San Marcos is the name of a micro-mill in Tarrazu, run by Jorge Gutierrez. It is just outside the town of San Marcos de Tarrazu, in the Tarrazu valley proper. While the mill is a new Penagos type system and will take coffee from cherry to export-ready green coffee, Jorge has years and years of experience as a member of the local coffee cooperative. But the fact is, coop membership has not allowed many of the farmers to actually get ahead in their coffee business, since they trade their coffee cherry to the coop mill, rather than a more valuable finished product. Given that building a micro mill is a large investment for a farmer, but ultimately he will receive the value of a finished, exportable product, not a raw material. The fact is, the Gutierrez family has some fantastic farms: This coffee is from specific farms that are side by side, San Luis and San Pedro, located at 1700-1750 meters altitude. They are planted in a mix of Caturra and Catuai Rojo cultivars, and the total land is 6 manzanas (about 4 hectares or nearly 10 acres).

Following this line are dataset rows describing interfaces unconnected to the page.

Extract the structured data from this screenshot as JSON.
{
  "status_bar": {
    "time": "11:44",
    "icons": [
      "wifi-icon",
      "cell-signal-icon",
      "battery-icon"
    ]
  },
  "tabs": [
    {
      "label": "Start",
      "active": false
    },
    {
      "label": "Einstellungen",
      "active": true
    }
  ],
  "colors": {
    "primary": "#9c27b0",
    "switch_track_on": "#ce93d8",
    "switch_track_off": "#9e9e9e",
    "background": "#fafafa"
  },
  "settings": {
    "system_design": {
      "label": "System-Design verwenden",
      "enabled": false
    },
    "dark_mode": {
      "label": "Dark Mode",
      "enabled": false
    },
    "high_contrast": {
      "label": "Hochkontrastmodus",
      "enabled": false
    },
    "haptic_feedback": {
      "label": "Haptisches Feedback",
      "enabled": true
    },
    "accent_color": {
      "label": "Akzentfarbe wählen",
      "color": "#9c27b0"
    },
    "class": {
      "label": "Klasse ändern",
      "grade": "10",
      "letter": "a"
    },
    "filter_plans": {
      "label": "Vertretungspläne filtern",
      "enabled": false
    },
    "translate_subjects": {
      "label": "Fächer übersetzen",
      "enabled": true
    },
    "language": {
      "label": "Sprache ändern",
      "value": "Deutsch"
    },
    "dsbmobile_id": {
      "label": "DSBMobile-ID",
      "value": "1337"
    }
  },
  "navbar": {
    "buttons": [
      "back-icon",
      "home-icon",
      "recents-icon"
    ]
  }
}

This San Pedro/San Luis lot has a potent dry fragrance from the ground coffee; cocoa, chocolate-almond biscotti, hazelnut. They sound like mid-range muted roast tones, but the way they are manifested in this cup, it's almost aggressive. The wet aroma is actually a little less potent, but has a nice chocolate-covered raisin scent, a hint of cherries, dry roasted peanut. The cup flavors have that classic Tarrazu origin character, a balance of brightness, bittersweet chocolate, fruit and citrus. Cocoa-powder and light fudge is paired with more piquant apple and orange brightness. The aftertaste lingers as a zesty citrus acidic snap, with sweetness of honey, and soft chocolate notes elegantly disappearing. The warming sensations of chocolate, braced by brightness and balanced with sweet sapid tastes make this a very pleasurable cup. When I put it in a lineup of other coffee origins, it has strong nut flavors, hazelnut and roasted peanut. But it is not at all like the way a Brazil coffee would show peanut character. We like brewing this coffee here at the warehouse: It's not exotic, but if you wonder why Costa Rica has a reputation for fine coffee, this San Marcos lot should provide a good object lesson.